But the team realized the car needed more downforce and bypassed the dictates of the factory and redid the bodywork. Weaver was third in the next race at Miami with Scott Pruett, and ended the season with another podium at Watkins Glen and a win at Tampa. James was sixth in drivers points, driving the only Porsche in the top ten.

James ran ten races in the Porsche in 1991, with his best finish being a fourth at Miami. The team had sold the car in 1992, but borrowed it to race the 24 Hours of Daytona at the beginning of 1993, and finished second in GTP. It was the only sports car race they ran that year and moved over to an Indy Lights effort for James Weaver the reminder of the year.

Rob Dyson: "I remember that stock Porsche 962 we ran at Daytona in 1990. It had a small dinosaur painted next to my driver's name: I was the last of the owner-drivers, hence the dinosaur.

"At the peak of the GTP era, we had three 962 chassis. We also ran the radical tailed DR2 variant of the 962. It was a Nigel Stroud design for Richard Loyd. It had a rising-rate front suspension. We put a lot of work into it but it didn't work very well on our American tracks. Our tracks were too rough. The suspension was a little tighter and it just didn't work right. We won a bunch of races with it, but it was not the leap forward we thought it would be.

"Because of this and the fact it was an air cooled car, we sold the DR2. We bought chassis number 148, the last all Weissach-built 962. After that, any of the ones after 148 were built by Fabcar (David Klym) under a contract with Porsche.
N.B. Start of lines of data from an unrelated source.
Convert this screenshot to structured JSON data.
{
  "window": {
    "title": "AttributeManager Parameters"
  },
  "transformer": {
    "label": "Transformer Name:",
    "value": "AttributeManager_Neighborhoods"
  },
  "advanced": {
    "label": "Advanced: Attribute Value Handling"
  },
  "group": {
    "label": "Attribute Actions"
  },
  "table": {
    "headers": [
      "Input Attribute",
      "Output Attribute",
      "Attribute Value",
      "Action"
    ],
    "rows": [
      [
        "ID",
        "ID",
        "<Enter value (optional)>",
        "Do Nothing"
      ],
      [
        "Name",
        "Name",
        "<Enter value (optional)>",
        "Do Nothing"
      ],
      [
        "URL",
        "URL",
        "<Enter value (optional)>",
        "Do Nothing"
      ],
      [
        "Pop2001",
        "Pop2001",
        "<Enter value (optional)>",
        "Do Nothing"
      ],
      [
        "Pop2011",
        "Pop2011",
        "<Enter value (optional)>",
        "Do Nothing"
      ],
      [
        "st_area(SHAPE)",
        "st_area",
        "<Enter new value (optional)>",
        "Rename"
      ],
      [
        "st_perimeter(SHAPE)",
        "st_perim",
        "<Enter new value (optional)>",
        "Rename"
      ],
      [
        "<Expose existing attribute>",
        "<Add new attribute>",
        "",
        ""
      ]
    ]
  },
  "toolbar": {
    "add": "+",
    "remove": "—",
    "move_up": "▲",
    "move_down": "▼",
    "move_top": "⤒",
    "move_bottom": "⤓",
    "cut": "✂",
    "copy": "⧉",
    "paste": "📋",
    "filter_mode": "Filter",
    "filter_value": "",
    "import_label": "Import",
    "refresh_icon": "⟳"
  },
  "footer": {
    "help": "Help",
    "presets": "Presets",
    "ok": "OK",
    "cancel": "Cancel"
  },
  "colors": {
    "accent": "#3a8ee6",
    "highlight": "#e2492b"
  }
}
We ran the 148 which was a Group C car, and put it into IMSA trim."